Photo: Besides yachts, you can see a church called Notre-Dame Church in the top of Le Garde hill. The church was consecrated on June 5, 1864.
Photo: Again the port... Photo: A lot of beautiful yachts stand there.
Photo: In each morning, you can wonder around in the fish market opened in the port.
Photo: And more yachts which are chosen Marseille Port as their winter home
Photo: some people are ready to go to sail...

"The Basket" - Old Town Photo: I in front of the Hôtel-Dieu, a former hospital in the Panier, currently being transformed into an InterContinental hotel
Photo: The construction of the New Cathedral of Marseille was initiated by Louis-Napoleon Bonaparte and was finished in 1852. It's 146 metres long, and the main cupola is 70 metres high.
Photo: The Hotel de Ville (the Town Hall), a baroque building from the 17th century.
Photo: Some colourful houses in the old town of Marseille.
Palais du Pharo - the Venue of the Conference
Photo: The Pharo Palace lies on a rocky plateau, built by Prince-President Louis-Napoleon as an imperial residence.
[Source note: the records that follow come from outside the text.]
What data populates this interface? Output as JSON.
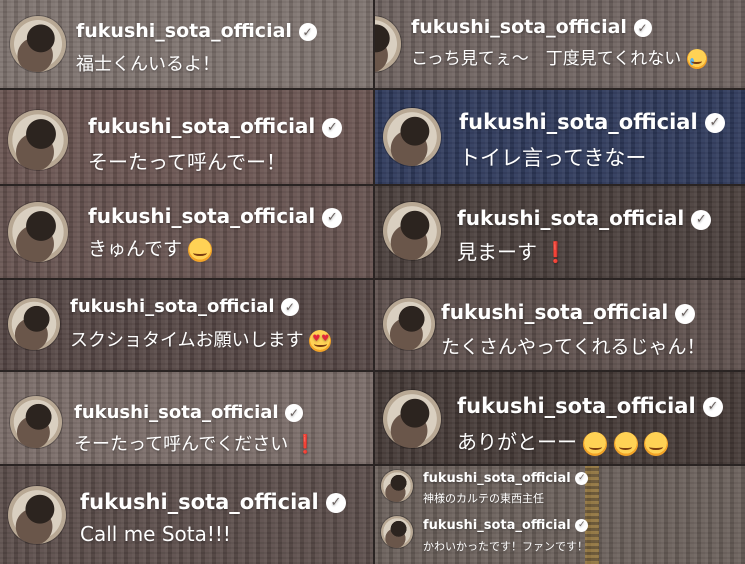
{
  "username": "fukushi_sota_official",
  "verified_mark": "✓",
  "comments": [
    {
      "id": 1,
      "text": "福士くんいるよ！",
      "suffix": ""
    },
    {
      "id": 2,
      "text": "こっち見てぇ〜　丁度見てくれない",
      "suffix": "crying-emoji"
    },
    {
      "id": 3,
      "text": "そーたって呼んでー！",
      "suffix": ""
    },
    {
      "id": 4,
      "text": "トイレ言ってきなー",
      "suffix": ""
    },
    {
      "id": 5,
      "text": "きゅんです",
      "suffix": "smiling-hearts-emoji"
    },
    {
      "id": 6,
      "text": "見まーす",
      "suffix": "red-exclamation"
    },
    {
      "id": 7,
      "text": "スクショタイムお願いします",
      "suffix": "heart-eyes-emoji"
    },
    {
      "id": 8,
      "text": "たくさんやってくれるじゃん！",
      "suffix": ""
    },
    {
      "id": 9,
      "text": "そーたって呼んでください",
      "suffix": "red-exclamation"
    },
    {
      "id": 10,
      "text": "ありがとーー",
      "suffix": "three-smiling-hearts-emoji"
    },
    {
      "id": 11,
      "text": "Call me Sota!!!",
      "suffix": ""
    },
    {
      "id": 12,
      "text": "神様のカルテの東西主任",
      "suffix": ""
    },
    {
      "id": 13,
      "text": "かわいかったです！ファンです！",
      "suffix": ""
    }
  ],
  "exclaim_glyph": "❗",
  "colors": {
    "sweater_gray": "#7b6e68",
    "sweater_rose": "#6e5552",
    "sweater_navy": "#2f3a5c",
    "sweater_dark": "#3b302c",
    "exclaim_red": "#e02a2a"
  }
}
The Emperios actually never used it.

Photo: Park around the Palace.
Photo: Pharo Palace taken from the cruise-boat.

La Corniche and Malmousque Village
One day, I took a picturesque waterfront road between the Old Port and the Bay of Marseille - called La Corniche which runs from Catalans cove to the Prado beaches and it was very, very beautiful!
I also visited a small village called Malmousque, which is a fishermen’ village (or used to be) with small houses, but nowadays a very a prestige living place for rich people who build more and more big villas there. In Malmousque, I was able to go down to the port and sea, too (in most places, you can just walk, but cannot have an access to sea; as the cliffs are closed (probably for safety reasons)) – it was so lovely, a narrow narrow path on the side of cliffs geting you to the sea, and it’s very easy to slip and fall down to the sea from there! As it’s not a tourist season right now, then I was all alone there! Malmousque has really nice small ports for the boats of fishermen.
Photo: The Mediterranean Sea is indeed very clean and transparent...
Photo: The view from La Corniche pathway
Photo: The days were so warm, that some people played beach volleyball already, and even took sun...
Photo: More views during my walk
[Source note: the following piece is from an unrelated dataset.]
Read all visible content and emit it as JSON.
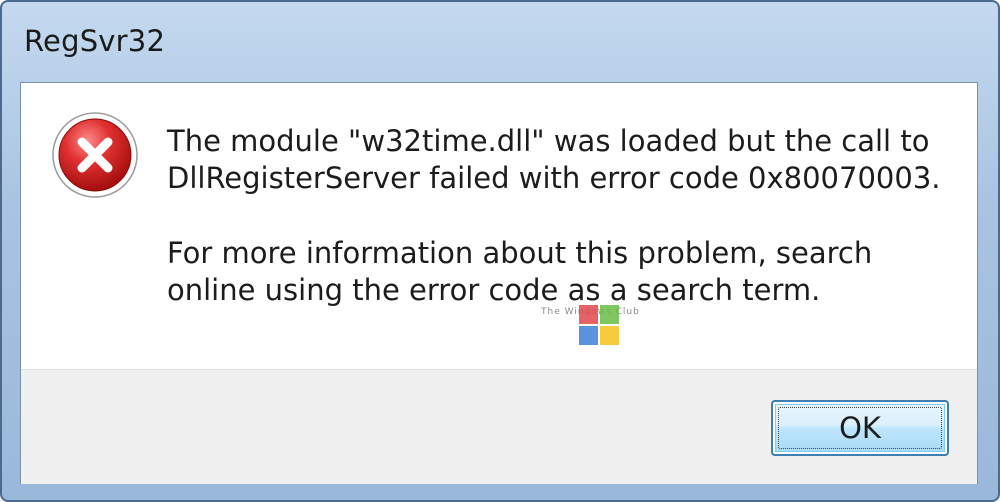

Photo: A Monument in La Corniche by a sculptor Antonio Sartorio. It represents the "Gateway to the East", as Marseilles has often been named due to its geographical location, its maritime traits and the fact that it opens onto the East
Photo: The small port in the fishing village Malmousque.
Photo: A little bit larger port in Malmousque.
Photo: Nice houses in Malmousque.
Photo: I took a narrow bath to get to the sea.
Photo: I in Malmousque.
The Calanques
In the sunny afternoon, I went on a boat-cruise to the Calanques – which are long cliffs on the coast of Mediterranean Sea with many hiking tracks and beautiful views. I was that I couldn’t go hiking there (the public transport was on strike, and the buses didn’t go there, and it was too far away to talk a walk there). As it was such a beautiful day, the boat was full of tourists – from France, Russia, Belgium, Germany, Japan... It was a lovely tour, we saw many nice cliffs and saw people hiking (not many though) there, and I was so envious, we saw lovely small private beaches between the cliffs, and some people kayaking etc... If I ever happen to go to Provence region in France, I certainly want to go on a hike there in the Calanques. The hiking tracks are closed in summer-time – in order to protect the wild life there (birds are laying eggs during that time) and due to the risk of forestfires.
Photo: The small cruise-boat to go to the Calanques.

Photo: Some views of Calanques.
In my opinions, Marseille is a wonderful city with its own special vitality, antiquity, and marine fragrance. Definitely worth to visit!

1 comment:

Belle said...

I adored to see your work, I was not minding anything of visiting all these places where you travelled.
I am now beginning to publish my blogue that is dedicated exclusively to the city of Marseille.
You mind what uses some of your photos, indentificadas like your works clearly!?
Kisses, Belle.